The project received the full funding amount requested from the U.S. Department of Transportation grant program, Oregon Gov. Tina Kotek said in a statement.
“This is a big moment for the Pacific Northwest,” Kotek said. “Replacing the Interstate Bridge is a critical infrastructure investment for our local communities, two states, the West Coast, and our nation.”
The I-5 Bridge project received the most funding of the 11 awards nationwide in the so-called
The federal DOT sought applications this year for $1.8 billion in Mega program funding for fiscal years 2023 and 2024 advance appropriations. The grant marks the second federal grant awarded to the current bridge replacement project; the first, a $1 million seismic study grant, was awarded in October 2022.
The bridge traverses the Columbia River and is a key component of I-5, which starts in Washington and continues into southern California. The bridge serves more than 130,000 vehicles daily and experiences epic congestion, according to a Friday release from several Washington state Congress members.
The bridge is three-quarters of a mile long and 531 feet wide. It has a drawbridge providing 176 feet of river clearance for river vessels when fully opened.
The project is expected to advance Oregon and Washington’s mutual goals of “reducing emissions through a modern, multimodal bridge,” Kotek said.
“It will provide an infusion of federal funds to our region that will support local jobs and broader workforce opportunities,” she said. “I appreciate the hard work of transportation leaders in Oregon, Washington, and the federal government for making this possible.”
The federal funding was initially announced Friday by Sens. Maria Cantwell, D-Washington, and Patty Murray, D-Washington, and Rep. Marie Gluesenkamp Perez, D-Washington.

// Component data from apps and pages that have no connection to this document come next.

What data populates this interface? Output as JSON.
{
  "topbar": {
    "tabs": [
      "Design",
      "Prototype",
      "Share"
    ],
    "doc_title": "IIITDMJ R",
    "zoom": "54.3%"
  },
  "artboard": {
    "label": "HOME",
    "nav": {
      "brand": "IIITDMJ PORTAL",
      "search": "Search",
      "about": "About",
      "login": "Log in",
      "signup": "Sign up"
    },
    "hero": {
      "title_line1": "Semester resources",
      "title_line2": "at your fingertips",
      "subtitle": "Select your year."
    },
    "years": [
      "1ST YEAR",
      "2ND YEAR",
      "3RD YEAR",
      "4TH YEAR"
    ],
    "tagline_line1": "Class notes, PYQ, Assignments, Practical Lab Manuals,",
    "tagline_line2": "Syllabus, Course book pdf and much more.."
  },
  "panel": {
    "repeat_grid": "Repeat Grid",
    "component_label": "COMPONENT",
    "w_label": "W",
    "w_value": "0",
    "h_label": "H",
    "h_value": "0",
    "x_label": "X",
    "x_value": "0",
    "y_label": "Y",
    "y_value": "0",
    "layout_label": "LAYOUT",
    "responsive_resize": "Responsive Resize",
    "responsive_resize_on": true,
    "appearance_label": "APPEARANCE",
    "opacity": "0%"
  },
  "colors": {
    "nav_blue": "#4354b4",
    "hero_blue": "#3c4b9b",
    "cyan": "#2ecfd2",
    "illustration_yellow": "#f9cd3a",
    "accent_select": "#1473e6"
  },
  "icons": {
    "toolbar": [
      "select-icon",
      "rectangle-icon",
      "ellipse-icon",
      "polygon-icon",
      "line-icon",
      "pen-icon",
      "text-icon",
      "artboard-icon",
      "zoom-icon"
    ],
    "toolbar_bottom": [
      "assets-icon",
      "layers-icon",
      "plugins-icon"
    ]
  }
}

“Today marks a mega win for the state of Washington: Finally, the 100-year-old I-5 Bridge is getting a federal down payment,” Cantwell said. “I was proud to author the Mega Grant Program to help us tackle transportation projects that drive the economies of entire regions but are too large and complex for one community or state to fund alone.”
This is the second year of the program, Cantwell said. Previous recipients of Mega Grant funding include the New York-New Jersey Gateway tunnel, and the Ohio-Kentucky Brent Spence bridge.
“Cross-state corridors are winning the day under my Mega Grant Program because these investments actually help us improve the flow of commerce to grow our regional and national economies,” Cantwell said. “Older bridges were never designed to carry this volume of people and freight, and the consequence is that they become a pinch point for the economy and a headache for daily commuters, stymieing economic growth.”